Did you happen to catch today’s Wall Street Journal front page feature on paper clips? Yes, I just wrote paper clips.
At first I thought this was an odd, boring choice for a story selection, and I pondered why this premier publication would devote prime real estate to such an ordinary product. It didn’t take me long, a couple of sentences, to get its point. I learned that a paper clip is rare because it has withstood its classic design for over 100 years. How many things can you say that about?
This thought led me to further thought about whether we should keep certain things that work well alone and stop slapping “new improved” stickers on just about everything that gets sold or consumed.

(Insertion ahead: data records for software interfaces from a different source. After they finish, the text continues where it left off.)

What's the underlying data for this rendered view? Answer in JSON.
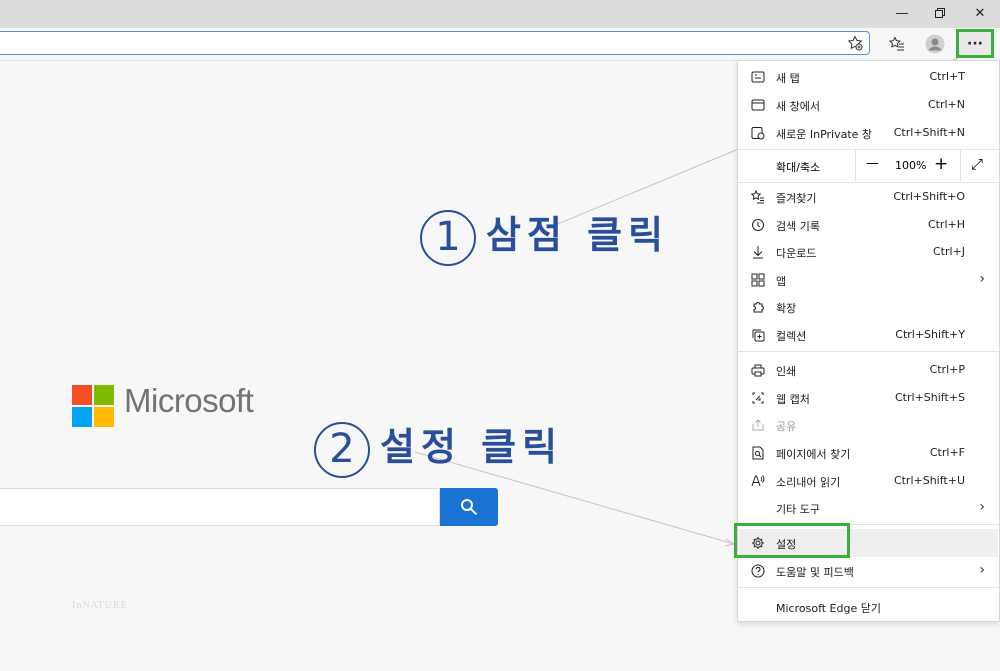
{
  "window": {
    "minimize_icon": "minimize-icon",
    "restore_icon": "restore-icon",
    "close_icon": "close-icon"
  },
  "toolbar": {
    "more_label": "···"
  },
  "brand": {
    "name": "Microsoft",
    "colors": [
      "#f25022",
      "#7fba00",
      "#00a4ef",
      "#ffb900"
    ],
    "search_color": "#1b73d4"
  },
  "watermark": "InNATURE",
  "annotations": {
    "step1_num": "1",
    "step1": "삼점 클릭",
    "step2_num": "2",
    "step2": "설정 클릭",
    "color": "#2a4f9a",
    "highlight_color": "#3ab03a"
  },
  "menu": {
    "items_top": [
      {
        "icon": "new-tab-icon",
        "label": "새 탭",
        "shortcut": "Ctrl+T"
      },
      {
        "icon": "new-window-icon",
        "label": "새 창에서",
        "shortcut": "Ctrl+N"
      },
      {
        "icon": "inprivate-icon",
        "label": "새로운 InPrivate 창",
        "shortcut": "Ctrl+Shift+N"
      }
    ],
    "zoom": {
      "label": "확대/축소",
      "minus": "—",
      "value": "100%",
      "plus": "+",
      "expand": "⤢"
    },
    "items_mid": [
      {
        "icon": "favorites-icon",
        "label": "즐겨찾기",
        "shortcut": "Ctrl+Shift+O"
      },
      {
        "icon": "history-icon",
        "label": "검색 기록",
        "shortcut": "Ctrl+H"
      },
      {
        "icon": "download-icon",
        "label": "다운로드",
        "shortcut": "Ctrl+J"
      },
      {
        "icon": "apps-icon",
        "label": "앱",
        "shortcut": ""
      },
      {
        "icon": "extensions-icon",
        "label": "확장",
        "shortcut": ""
      },
      {
        "icon": "collections-icon",
        "label": "컬렉션",
        "shortcut": "Ctrl+Shift+Y"
      }
    ],
    "items_low": [
      {
        "icon": "print-icon",
        "label": "인쇄",
        "shortcut": "Ctrl+P"
      },
      {
        "icon": "web-capture-icon",
        "label": "웹 캡처",
        "shortcut": "Ctrl+Shift+S"
      },
      {
        "icon": "share-icon",
        "label": "공유",
        "shortcut": ""
      },
      {
        "icon": "find-icon",
        "label": "페이지에서 찾기",
        "shortcut": "Ctrl+F"
      },
      {
        "icon": "read-aloud-icon",
        "label": "소리내어 읽기",
        "shortcut": "Ctrl+Shift+U"
      },
      {
        "icon": "",
        "label": "기타 도구",
        "shortcut": ""
      }
    ],
    "items_bottom": [
      {
        "icon": "settings-icon",
        "label": "설정",
        "shortcut": ""
      },
      {
        "icon": "help-icon",
        "label": "도움말 및 피드백",
        "shortcut": ""
      }
    ],
    "close_label": "Microsoft Edge 닫기"
  }
}
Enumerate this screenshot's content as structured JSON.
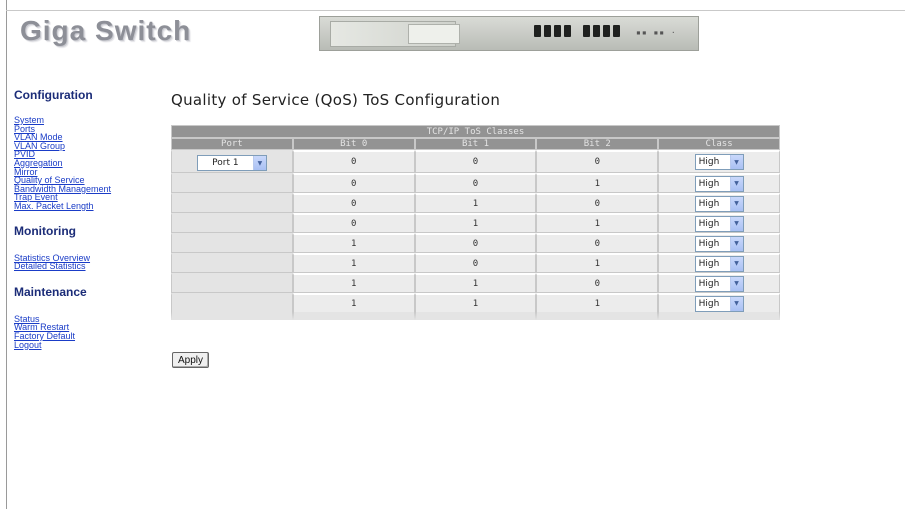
{
  "header": {
    "logo": "Giga Switch",
    "device_leds": "▪▪ ▪▪ ·"
  },
  "sidebar": {
    "configuration": {
      "title": "Configuration",
      "links": [
        "System",
        "Ports",
        "VLAN Mode",
        "VLAN Group",
        "PVID",
        "Aggregation",
        "Mirror",
        "Quality of Service",
        "Bandwidth Management",
        "Trap Event",
        "Max. Packet Length"
      ]
    },
    "monitoring": {
      "title": "Monitoring",
      "links": [
        "Statistics Overview",
        "Detailed Statistics"
      ]
    },
    "maintenance": {
      "title": "Maintenance",
      "links": [
        "Status",
        "Warm Restart",
        "Factory Default",
        "Logout"
      ]
    }
  },
  "main": {
    "title": "Quality of Service (QoS) ToS Configuration",
    "table": {
      "caption": "TCP/IP ToS Classes",
      "headers": [
        "Port",
        "Bit 0",
        "Bit 1",
        "Bit 2",
        "Class"
      ],
      "port_select": "Port 1",
      "rows": [
        {
          "b0": "0",
          "b1": "0",
          "b2": "0",
          "cls": "High"
        },
        {
          "b0": "0",
          "b1": "0",
          "b2": "1",
          "cls": "High"
        },
        {
          "b0": "0",
          "b1": "1",
          "b2": "0",
          "cls": "High"
        },
        {
          "b0": "0",
          "b1": "1",
          "b2": "1",
          "cls": "High"
        },
        {
          "b0": "1",
          "b1": "0",
          "b2": "0",
          "cls": "High"
        },
        {
          "b0": "1",
          "b1": "0",
          "b2": "1",
          "cls": "High"
        },
        {
          "b0": "1",
          "b1": "1",
          "b2": "0",
          "cls": "High"
        },
        {
          "b0": "1",
          "b1": "1",
          "b2": "1",
          "cls": "High"
        }
      ]
    },
    "apply_label": "Apply"
  }
}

DOES EVERYTHING HAVE TO BE NEW AND IMPROVED?
I mean we’ve all heard this statement before, if it ain’t broken don’t fix it.
I don’t like that statement – but, in this case it certainly applies. Paper clips are still as relevant today as they were the day they were introduced into the marketplace in 1903. Sure, you can add colors to them or designs or coat them in plastic. But at the end of the day is there any better tool to fix papers without leaving a mark, to un-clog glue bottles or clean under your finger nails in a pinch?
With that being said, are there things about your business or the work that you do that you shouldn’t improve upon because they work well?
A CLASSIC BUSINESS PLAN
Here’s what I would say about my PR business. No matter what new whiz-bang social media tool that comes out, I don’t want to lose personal connection and phone calls. My business success lies in having connections with real people, journalists, and I’ve built up those relationships through the years by having conversations with them over the phone or in-person. That’s really my business secret, my paper clip, if you will and one that I hope to never change.